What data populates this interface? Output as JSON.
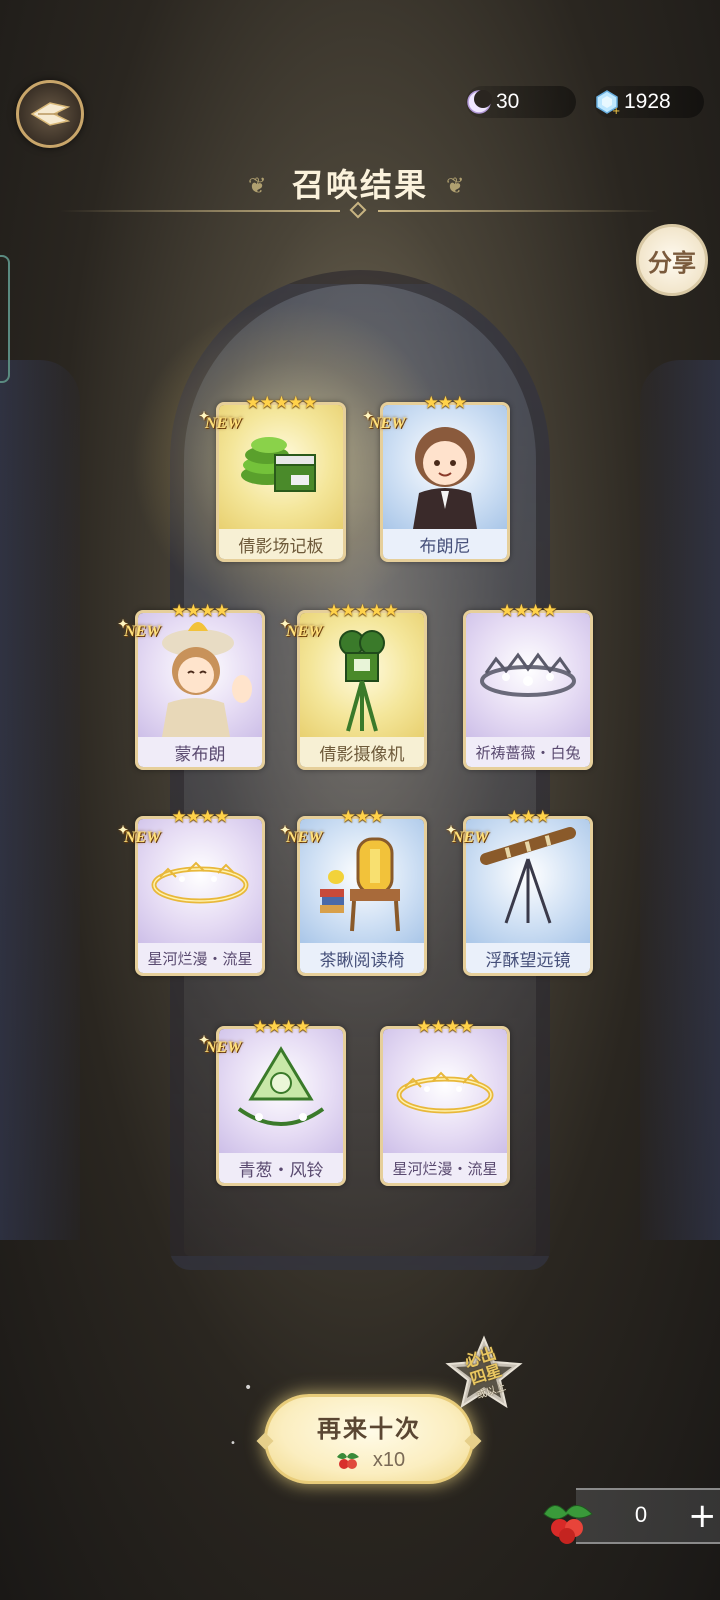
{
  "header": {
    "title": "召唤结果",
    "share_label": "分享"
  },
  "currency": {
    "moon": {
      "icon": "moon-icon",
      "value": "30"
    },
    "gem": {
      "icon": "crystal-gem-icon",
      "value": "1928"
    }
  },
  "cards": [
    {
      "name": "倩影场记板",
      "stars": 5,
      "new": true,
      "tone": "gold",
      "icon": "film-clapperboard-icon"
    },
    {
      "name": "布朗尼",
      "stars": 3,
      "new": true,
      "tone": "blue",
      "icon": "character-brownie-portrait"
    },
    {
      "name": "蒙布朗",
      "stars": 4,
      "new": true,
      "tone": "purple",
      "icon": "character-montblanc-portrait"
    },
    {
      "name": "倩影摄像机",
      "stars": 5,
      "new": true,
      "tone": "gold",
      "icon": "film-camera-icon"
    },
    {
      "name": "祈祷蔷薇・白兔",
      "stars": 4,
      "new": false,
      "tone": "purple",
      "icon": "tiara-icon"
    },
    {
      "name": "星河烂漫・流星",
      "stars": 4,
      "new": true,
      "tone": "purple",
      "icon": "crown-ring-icon"
    },
    {
      "name": "茶瞅阅读椅",
      "stars": 3,
      "new": true,
      "tone": "blue",
      "icon": "reading-chair-icon"
    },
    {
      "name": "浮酥望远镜",
      "stars": 3,
      "new": true,
      "tone": "blue",
      "icon": "telescope-icon"
    },
    {
      "name": "青葱・风铃",
      "stars": 4,
      "new": true,
      "tone": "purple",
      "icon": "wind-chime-headpiece-icon"
    },
    {
      "name": "星河烂漫・流星",
      "stars": 4,
      "new": false,
      "tone": "purple",
      "icon": "crown-ring-icon"
    }
  ],
  "new_label": "NEW",
  "retry": {
    "label": "再来十次",
    "cost": "x10",
    "cost_icon": "holly-berry-icon"
  },
  "guarantee_badge": {
    "line1": "必出",
    "line2": "四星",
    "line3": "或以上"
  },
  "counter": {
    "value": "0",
    "plus": "+",
    "icon": "holly-berry-icon"
  }
}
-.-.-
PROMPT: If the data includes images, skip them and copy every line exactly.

ANSWER BOX:
What data populates this interface? Output as JSON.
{
  "header": {
    "title": "召唤结果",
    "share_label": "分享"
  },
  "currency": {
    "moon": {
      "icon": "moon-icon",
      "value": "30"
    },
    "gem": {
      "icon": "crystal-gem-icon",
      "value": "1928"
    }
  },
  "cards": [
    {
      "name": "倩影场记板",
      "stars": 5,
      "new": true,
      "tone": "gold",
      "icon": "film-clapperboard-icon"
    },
    {
      "name": "布朗尼",
      "stars": 3,
      "new": true,
      "tone": "blue",
      "icon": "character-brownie-portrait"
    },
    {
      "name": "蒙布朗",
      "stars": 4,
      "new": true,
      "tone": "purple",
      "icon": "character-montblanc-portrait"
    },
    {
      "name": "倩影摄像机",
      "stars": 5,
      "new": true,
      "tone": "gold",
      "icon": "film-camera-icon"
    },
    {
      "name": "祈祷蔷薇・白兔",
      "stars": 4,
      "new": false,
      "tone": "purple",
      "icon": "tiara-icon"
    },
    {
      "name": "星河烂漫・流星",
      "stars": 4,
      "new": true,
      "tone": "purple",
      "icon": "crown-ring-icon"
    },
    {
      "name": "茶瞅阅读椅",
      "stars": 3,
      "new": true,
      "tone": "blue",
      "icon": "reading-chair-icon"
    },
    {
      "name": "浮酥望远镜",
      "stars": 3,
      "new": true,
      "tone": "blue",
      "icon": "telescope-icon"
    },
    {
      "name": "青葱・风铃",
      "stars": 4,
      "new": true,
      "tone": "purple",
      "icon": "wind-chime-headpiece-icon"
    },
    {
      "name": "星河烂漫・流星",
      "stars": 4,
      "new": false,
      "tone": "purple",
      "icon": "crown-ring-icon"
    }
  ],
  "new_label": "NEW",
  "retry": {
    "label": "再来十次",
    "cost": "x10",
    "cost_icon": "holly-berry-icon"
  },
  "guarantee_badge": {
    "line1": "必出",
    "line2": "四星",
    "line3": "或以上"
  },
  "counter": {
    "value": "0",
    "plus": "+",
    "icon": "holly-berry-icon"
  }
}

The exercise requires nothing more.